Increase Other Ingredients

One easy way to reduce spiciness in your favorite recipe is to increase the not-so-spicy elements. When your chili is too spicy, add additional bland ingredients such as unseasoned, browned ground beef and kidney beans. If you've over-seasoned your stir-fry, add another cup of unseasoned meat, vegetables or white rice. Dice up another tomato and add a bit more cilantro to an overly spicy salsa to even it out and tame the heat.

Sweeten It Up

Sometimes a little sweetness is a quick fix for hot and spicy dishes. If you've put too much hot sauce in your wing dip, add a bit of honey to offset the heat. When crushed red peppers overpower your arrabbiata sauce, combat the spiciness with a bit of sugar. Try adding a teaspoon at a time so as not to over-sweeten it, and taste your sauce in between each addition.

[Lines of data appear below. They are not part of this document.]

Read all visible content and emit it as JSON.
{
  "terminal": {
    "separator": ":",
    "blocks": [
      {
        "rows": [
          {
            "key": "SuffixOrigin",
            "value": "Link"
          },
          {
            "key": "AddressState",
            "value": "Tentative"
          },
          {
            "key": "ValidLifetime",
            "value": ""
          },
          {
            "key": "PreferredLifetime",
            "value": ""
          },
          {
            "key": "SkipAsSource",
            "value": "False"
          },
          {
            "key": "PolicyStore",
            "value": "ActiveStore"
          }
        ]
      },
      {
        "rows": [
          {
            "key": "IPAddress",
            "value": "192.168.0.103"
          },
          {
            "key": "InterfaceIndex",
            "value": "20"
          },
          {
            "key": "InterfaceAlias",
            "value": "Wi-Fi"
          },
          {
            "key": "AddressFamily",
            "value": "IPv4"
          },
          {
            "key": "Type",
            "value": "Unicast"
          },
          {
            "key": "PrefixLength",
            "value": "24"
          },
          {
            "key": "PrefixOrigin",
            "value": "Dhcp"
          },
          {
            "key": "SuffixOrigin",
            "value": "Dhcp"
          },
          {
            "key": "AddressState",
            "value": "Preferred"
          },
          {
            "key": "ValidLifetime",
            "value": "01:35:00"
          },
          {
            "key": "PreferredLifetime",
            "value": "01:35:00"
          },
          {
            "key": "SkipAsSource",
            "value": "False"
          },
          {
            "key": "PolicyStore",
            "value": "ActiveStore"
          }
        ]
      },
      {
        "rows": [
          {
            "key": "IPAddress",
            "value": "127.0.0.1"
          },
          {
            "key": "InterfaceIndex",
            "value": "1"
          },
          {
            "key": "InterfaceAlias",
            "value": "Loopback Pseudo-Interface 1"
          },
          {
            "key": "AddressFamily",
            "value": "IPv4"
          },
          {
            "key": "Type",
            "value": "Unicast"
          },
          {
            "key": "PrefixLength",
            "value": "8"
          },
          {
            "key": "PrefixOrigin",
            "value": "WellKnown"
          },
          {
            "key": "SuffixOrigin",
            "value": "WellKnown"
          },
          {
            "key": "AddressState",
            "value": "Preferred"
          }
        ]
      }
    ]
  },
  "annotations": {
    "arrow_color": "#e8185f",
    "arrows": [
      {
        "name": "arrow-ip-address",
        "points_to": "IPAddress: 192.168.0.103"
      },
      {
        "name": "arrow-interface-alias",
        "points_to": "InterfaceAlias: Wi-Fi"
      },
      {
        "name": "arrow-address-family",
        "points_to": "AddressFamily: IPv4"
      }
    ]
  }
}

Take a bite of a plain saltine cracker and a sip of water to cleanse your palate between samples.

Acidic Remedies

Acidic ingredients can also be used reduce spiciness in foods; some commonly used additives are lime juice and vinegar. Try a squirt of lime juice to tame a spicy salsa. Some crushed pineapple will virtually disappear – along with the spiciness – when cooked into a pasta sauce. Lemon juice and vinegar help reduce the heat of spicy Asian dishes such as Mongolian beef or Kung Pao chicken. Add a little at a time until you've achieved desired results.

Serving Suggestions

Even if you can't remedy that spicy dish in the kitchen, all hope is not lost. You can still enjoy your hot spicy dish with a few cooler garnishes at the table. A dollop of sour cream or plain yogurt for dipping is a cool distraction for your tongue. A more flavorful option is ranch dressing. No matter what spicy dish you're serving, a tall cool glass of milk to wash it down definitely soothes the taste buds.

About the Author

Michelle Renee

Michelle Renee is a professional trainer and quality assurance consultant in the career, education and customer service industries, with two decades of experience in food/beverage and event coordinating management. Renee has been published by Lumino and Career Flight as well as various food, education and business publications.